**SUPPLIED RECORDS:**
= Beginning of Section =

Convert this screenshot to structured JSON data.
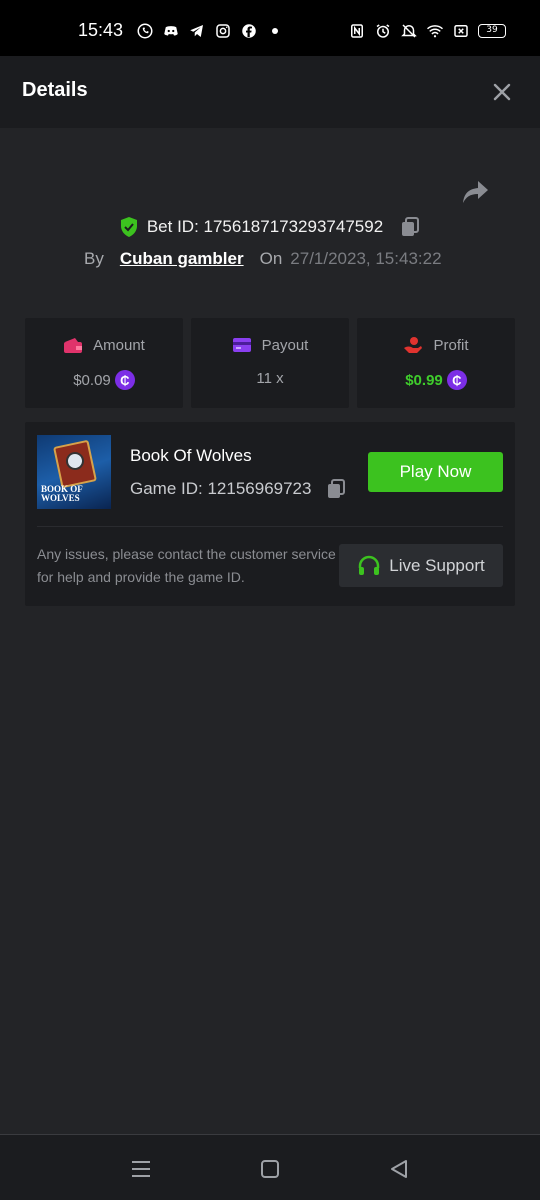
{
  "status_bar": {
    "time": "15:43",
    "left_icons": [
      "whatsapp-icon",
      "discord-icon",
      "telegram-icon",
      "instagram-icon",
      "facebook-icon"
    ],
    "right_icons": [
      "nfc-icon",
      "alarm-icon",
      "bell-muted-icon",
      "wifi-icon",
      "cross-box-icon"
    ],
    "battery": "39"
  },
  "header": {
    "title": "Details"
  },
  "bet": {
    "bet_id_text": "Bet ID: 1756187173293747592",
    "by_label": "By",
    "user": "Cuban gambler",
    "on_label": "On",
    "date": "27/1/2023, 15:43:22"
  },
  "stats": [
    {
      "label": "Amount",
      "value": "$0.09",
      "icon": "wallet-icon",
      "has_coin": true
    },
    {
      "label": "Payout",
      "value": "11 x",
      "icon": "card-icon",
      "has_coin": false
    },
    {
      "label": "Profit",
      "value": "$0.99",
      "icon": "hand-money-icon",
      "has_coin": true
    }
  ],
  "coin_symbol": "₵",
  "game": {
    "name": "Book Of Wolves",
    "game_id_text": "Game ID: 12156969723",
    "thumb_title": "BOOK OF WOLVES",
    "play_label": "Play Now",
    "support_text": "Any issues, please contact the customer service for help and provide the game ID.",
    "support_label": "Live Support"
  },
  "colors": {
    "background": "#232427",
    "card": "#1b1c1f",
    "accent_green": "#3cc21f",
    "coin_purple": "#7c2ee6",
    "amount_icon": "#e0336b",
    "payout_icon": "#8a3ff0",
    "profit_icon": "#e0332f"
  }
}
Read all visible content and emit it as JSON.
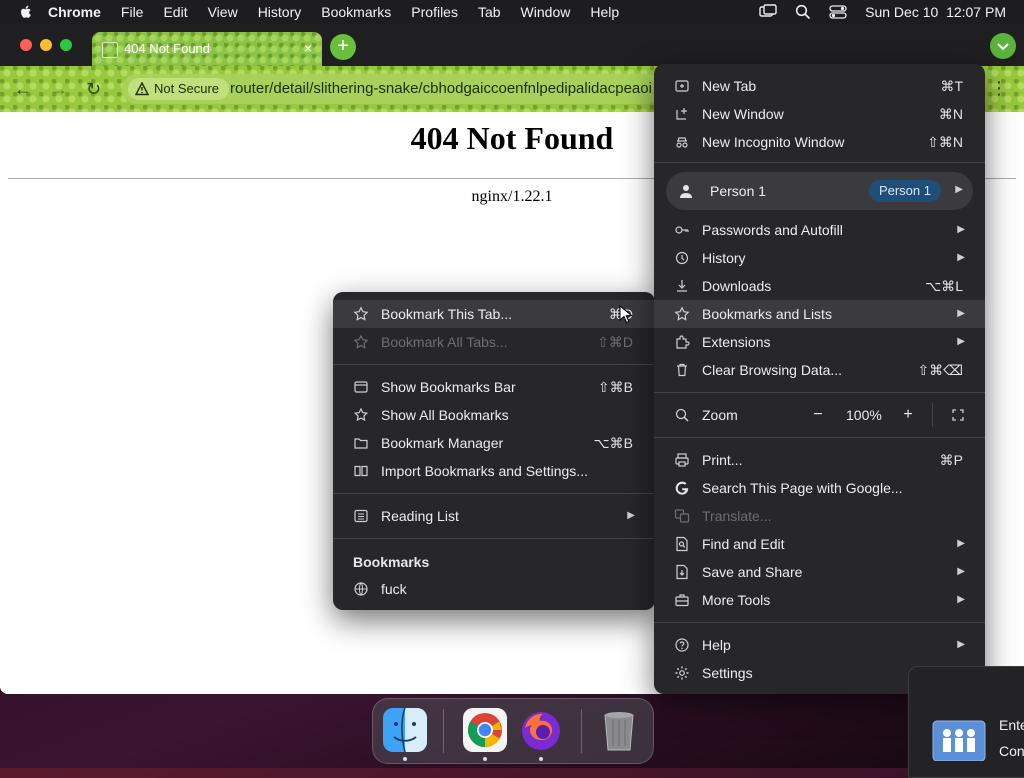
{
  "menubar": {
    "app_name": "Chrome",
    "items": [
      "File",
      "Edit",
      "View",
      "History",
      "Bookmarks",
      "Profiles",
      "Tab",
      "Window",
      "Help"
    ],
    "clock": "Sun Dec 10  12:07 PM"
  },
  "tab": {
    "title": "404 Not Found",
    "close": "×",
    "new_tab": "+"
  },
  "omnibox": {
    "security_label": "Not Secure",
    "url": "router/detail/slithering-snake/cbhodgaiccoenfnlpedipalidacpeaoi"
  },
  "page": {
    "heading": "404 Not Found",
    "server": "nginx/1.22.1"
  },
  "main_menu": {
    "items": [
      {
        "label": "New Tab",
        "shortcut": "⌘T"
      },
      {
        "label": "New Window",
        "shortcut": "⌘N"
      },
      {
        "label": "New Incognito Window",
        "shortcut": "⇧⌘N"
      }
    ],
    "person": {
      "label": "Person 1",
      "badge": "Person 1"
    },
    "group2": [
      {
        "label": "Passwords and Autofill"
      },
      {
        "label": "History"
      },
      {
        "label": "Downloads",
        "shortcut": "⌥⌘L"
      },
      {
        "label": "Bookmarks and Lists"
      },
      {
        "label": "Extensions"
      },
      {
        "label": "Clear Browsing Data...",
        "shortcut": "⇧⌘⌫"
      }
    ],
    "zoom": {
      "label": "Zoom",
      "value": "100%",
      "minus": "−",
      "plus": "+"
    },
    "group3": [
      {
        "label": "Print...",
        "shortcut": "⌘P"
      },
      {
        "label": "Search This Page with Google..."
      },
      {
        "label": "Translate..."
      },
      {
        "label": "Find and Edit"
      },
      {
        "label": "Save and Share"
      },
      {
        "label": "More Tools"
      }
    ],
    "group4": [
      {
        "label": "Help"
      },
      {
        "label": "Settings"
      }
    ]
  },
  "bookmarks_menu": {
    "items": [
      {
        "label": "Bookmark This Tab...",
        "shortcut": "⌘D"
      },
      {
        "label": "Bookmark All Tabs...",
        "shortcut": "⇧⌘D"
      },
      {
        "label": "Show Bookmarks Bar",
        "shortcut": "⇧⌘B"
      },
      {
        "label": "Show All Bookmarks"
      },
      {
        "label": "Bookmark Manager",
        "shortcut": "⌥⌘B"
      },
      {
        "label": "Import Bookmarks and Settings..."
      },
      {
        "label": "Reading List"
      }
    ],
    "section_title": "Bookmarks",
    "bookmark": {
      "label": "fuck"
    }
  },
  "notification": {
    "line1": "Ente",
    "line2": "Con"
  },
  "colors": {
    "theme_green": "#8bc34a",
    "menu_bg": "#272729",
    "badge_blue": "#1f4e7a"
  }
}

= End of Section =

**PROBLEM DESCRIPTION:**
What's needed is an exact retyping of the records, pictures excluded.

**RESPONSE BELOW:**
Convert this screenshot to structured JSON data.
{
  "status_bar": {
    "time": "15:43",
    "left_icons": [
      "whatsapp-icon",
      "discord-icon",
      "telegram-icon",
      "instagram-icon",
      "facebook-icon"
    ],
    "right_icons": [
      "nfc-icon",
      "alarm-icon",
      "bell-muted-icon",
      "wifi-icon",
      "cross-box-icon"
    ],
    "battery": "39"
  },
  "header": {
    "title": "Details"
  },
  "bet": {
    "bet_id_text": "Bet ID: 1756187173293747592",
    "by_label": "By",
    "user": "Cuban gambler",
    "on_label": "On",
    "date": "27/1/2023, 15:43:22"
  },
  "stats": [
    {
      "label": "Amount",
      "value": "$0.09",
      "icon": "wallet-icon",
      "has_coin": true
    },
    {
      "label": "Payout",
      "value": "11 x",
      "icon": "card-icon",
      "has_coin": false
    },
    {
      "label": "Profit",
      "value": "$0.99",
      "icon": "hand-money-icon",
      "has_coin": true
    }
  ],
  "coin_symbol": "₵",
  "game": {
    "name": "Book Of Wolves",
    "game_id_text": "Game ID: 12156969723",
    "thumb_title": "BOOK OF WOLVES",
    "play_label": "Play Now",
    "support_text": "Any issues, please contact the customer service for help and provide the game ID.",
    "support_label": "Live Support"
  },
  "colors": {
    "background": "#232427",
    "card": "#1b1c1f",
    "accent_green": "#3cc21f",
    "coin_purple": "#7c2ee6",
    "amount_icon": "#e0336b",
    "payout_icon": "#8a3ff0",
    "profit_icon": "#e0332f"
  }
}
Read all visible content and emit it as JSON.
{
  "menubar": {
    "app_name": "Chrome",
    "items": [
      "File",
      "Edit",
      "View",
      "History",
      "Bookmarks",
      "Profiles",
      "Tab",
      "Window",
      "Help"
    ],
    "clock": "Sun Dec 10  12:07 PM"
  },
  "tab": {
    "title": "404 Not Found",
    "close": "×",
    "new_tab": "+"
  },
  "omnibox": {
    "security_label": "Not Secure",
    "url": "router/detail/slithering-snake/cbhodgaiccoenfnlpedipalidacpeaoi"
  },
  "page": {
    "heading": "404 Not Found",
    "server": "nginx/1.22.1"
  },
  "main_menu": {
    "items": [
      {
        "label": "New Tab",
        "shortcut": "⌘T"
      },
      {
        "label": "New Window",
        "shortcut": "⌘N"
      },
      {
        "label": "New Incognito Window",
        "shortcut": "⇧⌘N"
      }
    ],
    "person": {
      "label": "Person 1",
      "badge": "Person 1"
    },
    "group2": [
      {
        "label": "Passwords and Autofill"
      },
      {
        "label": "History"
      },
      {
        "label": "Downloads",
        "shortcut": "⌥⌘L"
      },
      {
        "label": "Bookmarks and Lists"
      },
      {
        "label": "Extensions"
      },
      {
        "label": "Clear Browsing Data...",
        "shortcut": "⇧⌘⌫"
      }
    ],
    "zoom": {
      "label": "Zoom",
      "value": "100%",
      "minus": "−",
      "plus": "+"
    },
    "group3": [
      {
        "label": "Print...",
        "shortcut": "⌘P"
      },
      {
        "label": "Search This Page with Google..."
      },
      {
        "label": "Translate..."
      },
      {
        "label": "Find and Edit"
      },
      {
        "label": "Save and Share"
      },
      {
        "label": "More Tools"
      }
    ],
    "group4": [
      {
        "label": "Help"
      },
      {
        "label": "Settings"
      }
    ]
  },
  "bookmarks_menu": {
    "items": [
      {
        "label": "Bookmark This Tab...",
        "shortcut": "⌘D"
      },
      {
        "label": "Bookmark All Tabs...",
        "shortcut": "⇧⌘D"
      },
      {
        "label": "Show Bookmarks Bar",
        "shortcut": "⇧⌘B"
      },
      {
        "label": "Show All Bookmarks"
      },
      {
        "label": "Bookmark Manager",
        "shortcut": "⌥⌘B"
      },
      {
        "label": "Import Bookmarks and Settings..."
      },
      {
        "label": "Reading List"
      }
    ],
    "section_title": "Bookmarks",
    "bookmark": {
      "label": "fuck"
    }
  },
  "notification": {
    "line1": "Ente",
    "line2": "Con"
  },
  "colors": {
    "theme_green": "#8bc34a",
    "menu_bg": "#272729",
    "badge_blue": "#1f4e7a"
  }
}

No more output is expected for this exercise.